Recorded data
------------------------

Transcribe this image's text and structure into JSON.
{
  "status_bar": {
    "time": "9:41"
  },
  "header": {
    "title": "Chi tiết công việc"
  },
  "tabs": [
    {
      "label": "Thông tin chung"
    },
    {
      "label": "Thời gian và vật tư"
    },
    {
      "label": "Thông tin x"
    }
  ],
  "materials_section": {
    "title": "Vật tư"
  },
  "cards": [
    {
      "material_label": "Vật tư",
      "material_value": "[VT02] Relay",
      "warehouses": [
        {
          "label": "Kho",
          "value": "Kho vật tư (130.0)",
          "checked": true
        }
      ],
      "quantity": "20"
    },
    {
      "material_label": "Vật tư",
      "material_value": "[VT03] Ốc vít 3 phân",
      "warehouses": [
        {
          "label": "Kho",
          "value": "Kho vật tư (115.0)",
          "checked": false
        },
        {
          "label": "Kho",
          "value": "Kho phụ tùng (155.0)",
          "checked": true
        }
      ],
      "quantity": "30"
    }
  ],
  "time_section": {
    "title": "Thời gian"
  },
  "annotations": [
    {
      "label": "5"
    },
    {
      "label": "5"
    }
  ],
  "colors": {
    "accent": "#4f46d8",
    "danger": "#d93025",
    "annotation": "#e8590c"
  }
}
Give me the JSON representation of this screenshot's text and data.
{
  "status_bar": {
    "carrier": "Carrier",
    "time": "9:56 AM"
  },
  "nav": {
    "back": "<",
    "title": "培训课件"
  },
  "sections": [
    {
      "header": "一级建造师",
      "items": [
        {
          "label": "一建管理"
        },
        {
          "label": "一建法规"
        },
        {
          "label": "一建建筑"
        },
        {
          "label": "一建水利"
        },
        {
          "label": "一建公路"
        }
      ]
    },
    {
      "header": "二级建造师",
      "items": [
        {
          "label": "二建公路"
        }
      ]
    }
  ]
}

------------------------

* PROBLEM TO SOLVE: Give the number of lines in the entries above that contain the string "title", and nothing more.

* ANSWER TO THIS PROBLEM: 4